**Task to complete**.
Count how many lines in the entries below hold "BARRAS". Only the number belongs in the answer.

**Input records**.
================
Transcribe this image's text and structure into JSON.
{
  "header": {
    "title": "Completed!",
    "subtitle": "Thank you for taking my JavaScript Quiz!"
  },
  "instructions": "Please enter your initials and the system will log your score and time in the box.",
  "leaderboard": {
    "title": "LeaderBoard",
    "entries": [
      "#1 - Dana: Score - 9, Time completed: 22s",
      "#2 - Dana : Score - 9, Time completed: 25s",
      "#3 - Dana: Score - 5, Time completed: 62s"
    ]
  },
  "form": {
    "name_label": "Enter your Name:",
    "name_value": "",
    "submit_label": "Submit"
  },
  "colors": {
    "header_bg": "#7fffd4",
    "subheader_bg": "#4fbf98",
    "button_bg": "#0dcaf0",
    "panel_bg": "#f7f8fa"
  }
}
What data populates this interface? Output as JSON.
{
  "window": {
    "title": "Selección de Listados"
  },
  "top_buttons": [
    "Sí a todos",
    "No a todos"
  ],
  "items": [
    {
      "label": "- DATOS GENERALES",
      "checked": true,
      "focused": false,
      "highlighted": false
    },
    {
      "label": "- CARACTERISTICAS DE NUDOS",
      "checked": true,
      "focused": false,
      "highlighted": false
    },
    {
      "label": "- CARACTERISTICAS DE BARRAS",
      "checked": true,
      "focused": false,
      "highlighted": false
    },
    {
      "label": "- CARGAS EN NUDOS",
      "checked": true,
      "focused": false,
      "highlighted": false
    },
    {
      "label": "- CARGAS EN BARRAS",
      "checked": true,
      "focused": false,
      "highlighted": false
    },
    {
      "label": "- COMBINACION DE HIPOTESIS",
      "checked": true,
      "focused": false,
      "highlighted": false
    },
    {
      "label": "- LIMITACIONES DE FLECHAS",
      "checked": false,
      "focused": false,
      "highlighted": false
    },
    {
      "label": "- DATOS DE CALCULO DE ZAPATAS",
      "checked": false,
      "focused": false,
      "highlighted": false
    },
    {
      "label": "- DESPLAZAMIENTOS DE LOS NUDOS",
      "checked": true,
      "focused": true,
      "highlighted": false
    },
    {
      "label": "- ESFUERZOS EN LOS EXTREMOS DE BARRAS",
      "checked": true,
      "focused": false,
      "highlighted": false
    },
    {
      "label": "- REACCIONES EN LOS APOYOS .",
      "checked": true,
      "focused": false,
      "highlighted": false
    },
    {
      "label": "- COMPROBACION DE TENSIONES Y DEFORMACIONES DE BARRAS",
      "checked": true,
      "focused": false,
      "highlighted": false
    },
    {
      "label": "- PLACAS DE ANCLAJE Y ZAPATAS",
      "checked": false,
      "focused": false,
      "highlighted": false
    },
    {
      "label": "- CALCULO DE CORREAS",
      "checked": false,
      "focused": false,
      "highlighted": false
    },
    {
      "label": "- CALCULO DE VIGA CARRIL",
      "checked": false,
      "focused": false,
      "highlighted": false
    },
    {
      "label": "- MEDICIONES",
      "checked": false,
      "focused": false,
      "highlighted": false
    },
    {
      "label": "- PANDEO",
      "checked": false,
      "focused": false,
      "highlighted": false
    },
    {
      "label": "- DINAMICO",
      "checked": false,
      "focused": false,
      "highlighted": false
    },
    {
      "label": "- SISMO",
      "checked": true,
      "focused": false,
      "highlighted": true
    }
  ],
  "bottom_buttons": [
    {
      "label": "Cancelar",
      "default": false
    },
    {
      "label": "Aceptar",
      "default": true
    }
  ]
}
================
**Response to the task**.
4